Last December Cabinet members agreed to move forward with open tender for replacement of the Brett Aggregates berth at the port.

This berth is for the import of aggregates and will be fitted with a permanently fixed 3,000 tonne/hour conveyor… “to facilitate future expansion for the landing of bulk cargos, the trafficking of mobile plant and with a lifespan of a minimum of 30 years.” It will be capable of docking 120m vessels.

The current berth was built in 2006 and supports one 400 tonne per hour conveyor belt and is capable of docking 90m vessels.

The tender follows the rejection of a ‘two for one’ deal on pontoons owned by construction firm BAM Nuttall.

Bam Nuttall pontoon Photo Brian Whitehead

The 75 metre pontoons had been destined to provide the new berth 4/5 at the port for Brett Aggregates and to create extra berthing for wind farm vessels at the Royal Harbour.

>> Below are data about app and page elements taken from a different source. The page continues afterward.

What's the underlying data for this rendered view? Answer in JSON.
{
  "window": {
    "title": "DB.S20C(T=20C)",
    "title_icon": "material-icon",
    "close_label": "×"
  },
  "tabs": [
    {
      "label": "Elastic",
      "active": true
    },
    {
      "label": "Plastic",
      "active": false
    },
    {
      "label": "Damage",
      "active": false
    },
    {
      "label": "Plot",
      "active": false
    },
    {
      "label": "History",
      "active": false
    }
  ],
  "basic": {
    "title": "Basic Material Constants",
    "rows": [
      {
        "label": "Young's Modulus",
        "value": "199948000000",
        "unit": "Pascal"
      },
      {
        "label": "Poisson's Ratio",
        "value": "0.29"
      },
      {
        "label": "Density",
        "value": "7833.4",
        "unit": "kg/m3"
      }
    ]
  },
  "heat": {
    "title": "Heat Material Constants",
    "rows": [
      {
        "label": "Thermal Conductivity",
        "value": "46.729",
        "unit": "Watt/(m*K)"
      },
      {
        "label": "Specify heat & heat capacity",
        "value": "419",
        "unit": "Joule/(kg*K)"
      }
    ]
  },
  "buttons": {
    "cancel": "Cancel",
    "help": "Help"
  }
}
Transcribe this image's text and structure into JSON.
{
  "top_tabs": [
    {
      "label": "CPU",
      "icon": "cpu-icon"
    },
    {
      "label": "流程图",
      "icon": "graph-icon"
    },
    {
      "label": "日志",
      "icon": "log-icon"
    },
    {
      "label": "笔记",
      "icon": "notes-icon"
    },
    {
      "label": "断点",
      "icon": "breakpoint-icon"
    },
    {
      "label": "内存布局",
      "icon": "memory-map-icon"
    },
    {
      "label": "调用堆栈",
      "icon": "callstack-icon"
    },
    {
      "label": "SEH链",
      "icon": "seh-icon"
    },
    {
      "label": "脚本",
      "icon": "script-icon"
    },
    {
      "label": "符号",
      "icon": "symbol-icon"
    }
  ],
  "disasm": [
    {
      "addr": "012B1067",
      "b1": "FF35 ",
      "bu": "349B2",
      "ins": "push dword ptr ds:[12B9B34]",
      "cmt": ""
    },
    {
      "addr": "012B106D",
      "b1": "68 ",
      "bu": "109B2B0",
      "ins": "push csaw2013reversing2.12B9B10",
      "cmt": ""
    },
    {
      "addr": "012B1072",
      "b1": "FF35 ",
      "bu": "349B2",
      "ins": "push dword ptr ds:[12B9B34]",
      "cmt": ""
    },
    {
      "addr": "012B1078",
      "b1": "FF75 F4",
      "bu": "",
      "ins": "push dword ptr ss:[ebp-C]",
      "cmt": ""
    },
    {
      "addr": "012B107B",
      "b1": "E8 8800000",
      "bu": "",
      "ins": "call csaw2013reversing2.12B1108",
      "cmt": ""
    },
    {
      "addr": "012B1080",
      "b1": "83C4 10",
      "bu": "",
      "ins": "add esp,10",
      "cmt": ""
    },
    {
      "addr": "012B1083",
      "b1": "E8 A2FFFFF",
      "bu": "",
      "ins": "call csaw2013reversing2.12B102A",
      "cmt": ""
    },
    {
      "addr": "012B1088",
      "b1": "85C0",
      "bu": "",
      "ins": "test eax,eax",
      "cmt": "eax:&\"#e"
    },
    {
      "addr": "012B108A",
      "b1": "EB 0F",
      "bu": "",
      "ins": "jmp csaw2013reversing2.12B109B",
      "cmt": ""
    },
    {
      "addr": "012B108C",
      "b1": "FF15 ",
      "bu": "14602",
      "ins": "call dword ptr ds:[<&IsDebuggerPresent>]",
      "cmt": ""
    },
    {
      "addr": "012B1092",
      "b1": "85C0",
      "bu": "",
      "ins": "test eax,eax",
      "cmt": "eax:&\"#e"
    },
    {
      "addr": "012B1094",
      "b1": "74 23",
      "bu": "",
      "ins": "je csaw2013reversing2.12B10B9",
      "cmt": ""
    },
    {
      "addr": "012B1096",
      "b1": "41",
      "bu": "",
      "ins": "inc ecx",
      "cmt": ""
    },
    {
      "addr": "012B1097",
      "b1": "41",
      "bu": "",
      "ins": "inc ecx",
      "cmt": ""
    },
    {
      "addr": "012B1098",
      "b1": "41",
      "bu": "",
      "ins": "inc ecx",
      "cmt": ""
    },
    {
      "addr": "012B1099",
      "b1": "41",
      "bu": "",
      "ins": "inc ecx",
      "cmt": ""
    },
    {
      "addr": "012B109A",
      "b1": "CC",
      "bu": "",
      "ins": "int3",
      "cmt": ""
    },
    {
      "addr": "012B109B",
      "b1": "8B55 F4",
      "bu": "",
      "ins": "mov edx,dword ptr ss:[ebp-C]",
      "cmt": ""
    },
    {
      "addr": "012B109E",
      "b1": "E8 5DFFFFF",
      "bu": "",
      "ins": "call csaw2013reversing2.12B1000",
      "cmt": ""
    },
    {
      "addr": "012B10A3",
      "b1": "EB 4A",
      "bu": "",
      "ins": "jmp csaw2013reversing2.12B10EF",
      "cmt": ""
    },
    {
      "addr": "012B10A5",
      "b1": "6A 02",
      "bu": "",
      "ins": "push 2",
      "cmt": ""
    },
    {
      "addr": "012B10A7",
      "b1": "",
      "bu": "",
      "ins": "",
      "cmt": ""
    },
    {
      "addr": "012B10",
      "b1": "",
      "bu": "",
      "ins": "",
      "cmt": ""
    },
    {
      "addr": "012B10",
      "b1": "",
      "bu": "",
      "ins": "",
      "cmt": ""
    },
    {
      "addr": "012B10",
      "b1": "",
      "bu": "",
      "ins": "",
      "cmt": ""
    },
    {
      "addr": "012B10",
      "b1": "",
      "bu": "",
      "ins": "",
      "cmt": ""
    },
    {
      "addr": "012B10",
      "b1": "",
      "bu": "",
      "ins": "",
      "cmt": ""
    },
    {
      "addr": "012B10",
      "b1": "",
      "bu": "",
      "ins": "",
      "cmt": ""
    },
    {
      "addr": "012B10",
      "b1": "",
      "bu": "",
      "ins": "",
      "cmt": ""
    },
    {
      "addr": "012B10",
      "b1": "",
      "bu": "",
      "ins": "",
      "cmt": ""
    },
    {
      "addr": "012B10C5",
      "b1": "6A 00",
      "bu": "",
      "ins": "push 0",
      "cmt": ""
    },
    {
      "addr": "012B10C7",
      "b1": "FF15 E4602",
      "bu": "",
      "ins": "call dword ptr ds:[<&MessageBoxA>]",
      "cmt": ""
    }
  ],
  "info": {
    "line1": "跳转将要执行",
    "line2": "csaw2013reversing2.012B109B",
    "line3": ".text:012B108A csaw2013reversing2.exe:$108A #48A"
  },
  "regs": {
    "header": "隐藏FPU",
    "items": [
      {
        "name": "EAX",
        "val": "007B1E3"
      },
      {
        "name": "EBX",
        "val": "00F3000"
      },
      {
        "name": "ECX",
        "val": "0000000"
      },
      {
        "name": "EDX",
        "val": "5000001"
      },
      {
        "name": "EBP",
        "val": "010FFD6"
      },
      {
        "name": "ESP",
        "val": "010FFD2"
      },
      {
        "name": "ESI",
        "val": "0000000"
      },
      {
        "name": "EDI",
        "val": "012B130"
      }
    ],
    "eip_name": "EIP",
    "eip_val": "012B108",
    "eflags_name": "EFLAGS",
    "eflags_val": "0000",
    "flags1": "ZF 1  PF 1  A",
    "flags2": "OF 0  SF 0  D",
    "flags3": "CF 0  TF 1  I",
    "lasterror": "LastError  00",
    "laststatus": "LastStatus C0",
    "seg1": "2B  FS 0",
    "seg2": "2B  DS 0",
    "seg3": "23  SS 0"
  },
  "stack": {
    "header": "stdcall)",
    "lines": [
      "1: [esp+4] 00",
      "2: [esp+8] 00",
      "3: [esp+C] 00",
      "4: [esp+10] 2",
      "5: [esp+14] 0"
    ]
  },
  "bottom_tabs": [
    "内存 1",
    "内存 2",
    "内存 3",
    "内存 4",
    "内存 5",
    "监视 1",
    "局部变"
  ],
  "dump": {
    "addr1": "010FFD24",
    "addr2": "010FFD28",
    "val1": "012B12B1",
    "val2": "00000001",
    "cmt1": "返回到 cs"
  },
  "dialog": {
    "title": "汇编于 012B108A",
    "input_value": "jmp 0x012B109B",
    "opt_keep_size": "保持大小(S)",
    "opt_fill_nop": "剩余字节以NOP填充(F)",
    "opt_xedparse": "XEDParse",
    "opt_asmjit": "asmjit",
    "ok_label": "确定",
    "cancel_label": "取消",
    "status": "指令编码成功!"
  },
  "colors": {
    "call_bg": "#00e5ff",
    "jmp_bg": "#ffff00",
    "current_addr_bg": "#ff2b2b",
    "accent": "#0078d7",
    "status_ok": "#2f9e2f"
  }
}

Councillors rejected the plan in favour of the open tender. This process has now been undertaken and the council has a preferred supplier although TDC says it cannot release details until contracts are signed.

However, the process is on hold while the council waits for a marine licence from the Marine Management Organisation (MMO) – expected by September 8.

The contract start date has been set for September 14 but could be delayed because the MMO wants the work screened for an environmental impact assessment – which could add eight weeks to the plans.

Brett Aggregates

In a message to councillors TDC says: “The contract has to include an access date. This is a date that the contractor can get access to the site to start the work – that has been set as September 14.

“This is a critical contractual obligation by the council as the contractor will mobilise all the necessary resources to start the works from that date.  If access to the site is not available due to a delay in the issue of the MMO licence, then the contractor could claim an extension of time under the contract, which could cost the council up to £11k a week.

“The MMO has now indicated that it believes the works need to be screened for an environmental impact assessment, requiring a further 8 weeks. As this is a like for like replacement, the council does not believe that this is necessary and has sought external legal advice. An additional eight week delay will put the start of construction back to November.”

Thanet council says an eight weeks delay will lead to possible extra costs due to possibly having to renegotiate the contract and could even cost ‘millions’ if the supplier walks away and the Brett’s berth has to be decommissioned.

Ramsgate Port

The information to councillors says: “This will require more negotiation with the preferred supplier, which could result in renegotiation of contract terms, including additional cost, moving the access date into 2021.

“That in turn will require the existing berth to be decommissioned, resulting in potential contract default with Brett and significant cost to the council.

“In the worst case, the preferred supplier could walk away.  This would result in Brett having no berth and having to transport aggregate to the site via lorries and the council having to go through a new procurement process. Both of these eventualities would add significant risk and cost, estimated in the millions of pounds.”

Thanet council says it has a “legally binding agreement” to provide berth facilities for Brett Aggregates.

A budget of £887,000 has been set aside for the Port of Ramsgate berth 4/5 replacement.

County councillor Karen Constantine says she is concerned that the ‘current’ Environmental Impact Assessment for the port might not even exist. She said: “I’m concerned that despite spending more than 12 months formally asking KCC for sight of the Environmental Impact Assessment it hasn’t been forthcoming. I wonder if it actually exists. Whilst I welcome the opportunity to plan ahead and save tax payers money, we must ensure the right permissions and environment safeguards are in place. Before committing any further monies.

“Right now I want a copper bottom guarantee that our important local marine environment isn’t in any jeopardy, before any further expansion is carried out. That means an EIA must be carried out.”